● **ACTIVITY**:
Give the records again, every one, exactly.

● **DATA IN THIS EXERCISE**:
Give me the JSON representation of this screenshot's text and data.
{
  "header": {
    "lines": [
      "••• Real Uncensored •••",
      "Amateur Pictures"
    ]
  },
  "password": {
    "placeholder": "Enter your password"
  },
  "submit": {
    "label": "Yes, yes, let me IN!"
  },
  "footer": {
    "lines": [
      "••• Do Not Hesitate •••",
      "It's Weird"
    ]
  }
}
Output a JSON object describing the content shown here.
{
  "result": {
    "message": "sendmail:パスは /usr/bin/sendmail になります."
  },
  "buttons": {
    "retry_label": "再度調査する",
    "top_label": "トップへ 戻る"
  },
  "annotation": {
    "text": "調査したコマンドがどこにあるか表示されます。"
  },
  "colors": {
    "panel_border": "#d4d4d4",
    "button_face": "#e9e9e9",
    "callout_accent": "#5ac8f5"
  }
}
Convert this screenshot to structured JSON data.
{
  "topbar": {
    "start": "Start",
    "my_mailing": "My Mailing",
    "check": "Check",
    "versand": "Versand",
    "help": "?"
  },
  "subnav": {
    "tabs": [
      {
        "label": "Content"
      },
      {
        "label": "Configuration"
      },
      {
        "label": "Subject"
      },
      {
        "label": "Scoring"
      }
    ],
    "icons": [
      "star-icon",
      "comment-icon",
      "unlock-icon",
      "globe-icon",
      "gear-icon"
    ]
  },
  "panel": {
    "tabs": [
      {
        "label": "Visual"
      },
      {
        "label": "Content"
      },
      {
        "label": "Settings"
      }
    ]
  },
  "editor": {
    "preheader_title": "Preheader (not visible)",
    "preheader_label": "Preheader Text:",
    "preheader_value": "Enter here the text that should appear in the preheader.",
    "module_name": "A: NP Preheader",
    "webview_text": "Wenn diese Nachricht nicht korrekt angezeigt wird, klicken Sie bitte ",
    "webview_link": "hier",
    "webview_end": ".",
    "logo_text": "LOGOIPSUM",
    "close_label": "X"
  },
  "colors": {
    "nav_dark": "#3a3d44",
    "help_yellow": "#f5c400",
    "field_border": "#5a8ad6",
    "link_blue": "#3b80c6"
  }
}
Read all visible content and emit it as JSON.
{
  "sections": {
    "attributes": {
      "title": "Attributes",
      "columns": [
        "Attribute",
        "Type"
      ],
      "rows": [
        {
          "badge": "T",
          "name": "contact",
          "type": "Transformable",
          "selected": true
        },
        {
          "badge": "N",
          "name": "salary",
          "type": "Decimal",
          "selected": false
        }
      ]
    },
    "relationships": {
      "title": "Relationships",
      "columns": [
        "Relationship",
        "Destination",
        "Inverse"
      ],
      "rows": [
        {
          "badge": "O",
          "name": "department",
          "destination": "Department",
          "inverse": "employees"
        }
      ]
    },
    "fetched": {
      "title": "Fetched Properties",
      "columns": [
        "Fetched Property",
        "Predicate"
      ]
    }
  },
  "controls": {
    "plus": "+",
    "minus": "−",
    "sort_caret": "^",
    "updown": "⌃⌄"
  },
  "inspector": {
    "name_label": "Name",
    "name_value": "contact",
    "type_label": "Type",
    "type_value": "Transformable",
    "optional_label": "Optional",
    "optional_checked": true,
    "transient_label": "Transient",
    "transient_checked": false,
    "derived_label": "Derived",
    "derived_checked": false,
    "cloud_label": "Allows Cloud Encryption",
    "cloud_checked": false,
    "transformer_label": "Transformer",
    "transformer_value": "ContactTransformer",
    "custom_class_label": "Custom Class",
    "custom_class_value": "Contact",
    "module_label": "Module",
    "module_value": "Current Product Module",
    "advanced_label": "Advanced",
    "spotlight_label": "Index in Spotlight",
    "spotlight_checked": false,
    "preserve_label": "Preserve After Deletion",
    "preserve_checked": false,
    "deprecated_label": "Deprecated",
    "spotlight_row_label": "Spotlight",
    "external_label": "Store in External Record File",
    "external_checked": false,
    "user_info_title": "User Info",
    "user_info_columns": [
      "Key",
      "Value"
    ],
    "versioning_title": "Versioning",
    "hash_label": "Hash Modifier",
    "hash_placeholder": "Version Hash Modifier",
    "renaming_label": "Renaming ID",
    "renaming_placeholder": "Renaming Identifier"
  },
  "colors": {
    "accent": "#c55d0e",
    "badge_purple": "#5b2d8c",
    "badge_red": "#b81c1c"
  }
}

● **RESULT OF THIS EXERCISE**:
Give me the JSON representation of this screenshot's text and data.
{
  "header": {
    "lines": [
      "••• Real Uncensored •••",
      "Amateur Pictures"
    ]
  },
  "password": {
    "placeholder": "Enter your password"
  },
  "submit": {
    "label": "Yes, yes, let me IN!"
  },
  "footer": {
    "lines": [
      "••• Do Not Hesitate •••",
      "It's Weird"
    ]
  }
}
Output a JSON object describing the content shown here.
{
  "result": {
    "message": "sendmail:パスは /usr/bin/sendmail になります."
  },
  "buttons": {
    "retry_label": "再度調査する",
    "top_label": "トップへ 戻る"
  },
  "annotation": {
    "text": "調査したコマンドがどこにあるか表示されます。"
  },
  "colors": {
    "panel_border": "#d4d4d4",
    "button_face": "#e9e9e9",
    "callout_accent": "#5ac8f5"
  }
}
Convert this screenshot to structured JSON data.
{
  "topbar": {
    "start": "Start",
    "my_mailing": "My Mailing",
    "check": "Check",
    "versand": "Versand",
    "help": "?"
  },
  "subnav": {
    "tabs": [
      {
        "label": "Content"
      },
      {
        "label": "Configuration"
      },
      {
        "label": "Subject"
      },
      {
        "label": "Scoring"
      }
    ],
    "icons": [
      "star-icon",
      "comment-icon",
      "unlock-icon",
      "globe-icon",
      "gear-icon"
    ]
  },
  "panel": {
    "tabs": [
      {
        "label": "Visual"
      },
      {
        "label": "Content"
      },
      {
        "label": "Settings"
      }
    ]
  },
  "editor": {
    "preheader_title": "Preheader (not visible)",
    "preheader_label": "Preheader Text:",
    "preheader_value": "Enter here the text that should appear in the preheader.",
    "module_name": "A: NP Preheader",
    "webview_text": "Wenn diese Nachricht nicht korrekt angezeigt wird, klicken Sie bitte ",
    "webview_link": "hier",
    "webview_end": ".",
    "logo_text": "LOGOIPSUM",
    "close_label": "X"
  },
  "colors": {
    "nav_dark": "#3a3d44",
    "help_yellow": "#f5c400",
    "field_border": "#5a8ad6",
    "link_blue": "#3b80c6"
  }
}
Read all visible content and emit it as JSON.
{
  "sections": {
    "attributes": {
      "title": "Attributes",
      "columns": [
        "Attribute",
        "Type"
      ],
      "rows": [
        {
          "badge": "T",
          "name": "contact",
          "type": "Transformable",
          "selected": true
        },
        {
          "badge": "N",
          "name": "salary",
          "type": "Decimal",
          "selected": false
        }
      ]
    },
    "relationships": {
      "title": "Relationships",
      "columns": [
        "Relationship",
        "Destination",
        "Inverse"
      ],
      "rows": [
        {
          "badge": "O",
          "name": "department",
          "destination": "Department",
          "inverse": "employees"
        }
      ]
    },
    "fetched": {
      "title": "Fetched Properties",
      "columns": [
        "Fetched Property",
        "Predicate"
      ]
    }
  },
  "controls": {
    "plus": "+",
    "minus": "−",
    "sort_caret": "^",
    "updown": "⌃⌄"
  },
  "inspector": {
    "name_label": "Name",
    "name_value": "contact",
    "type_label": "Type",
    "type_value": "Transformable",
    "optional_label": "Optional",
    "optional_checked": true,
    "transient_label": "Transient",
    "transient_checked": false,
    "derived_label": "Derived",
    "derived_checked": false,
    "cloud_label": "Allows Cloud Encryption",
    "cloud_checked": false,
    "transformer_label": "Transformer",
    "transformer_value": "ContactTransformer",
    "custom_class_label": "Custom Class",
    "custom_class_value": "Contact",
    "module_label": "Module",
    "module_value": "Current Product Module",
    "advanced_label": "Advanced",
    "spotlight_label": "Index in Spotlight",
    "spotlight_checked": false,
    "preserve_label": "Preserve After Deletion",
    "preserve_checked": false,
    "deprecated_label": "Deprecated",
    "spotlight_row_label": "Spotlight",
    "external_label": "Store in External Record File",
    "external_checked": false,
    "user_info_title": "User Info",
    "user_info_columns": [
      "Key",
      "Value"
    ],
    "versioning_title": "Versioning",
    "hash_label": "Hash Modifier",
    "hash_placeholder": "Version Hash Modifier",
    "renaming_label": "Renaming ID",
    "renaming_placeholder": "Renaming Identifier"
  },
  "colors": {
    "accent": "#c55d0e",
    "badge_purple": "#5b2d8c",
    "badge_red": "#b81c1c"
  }
}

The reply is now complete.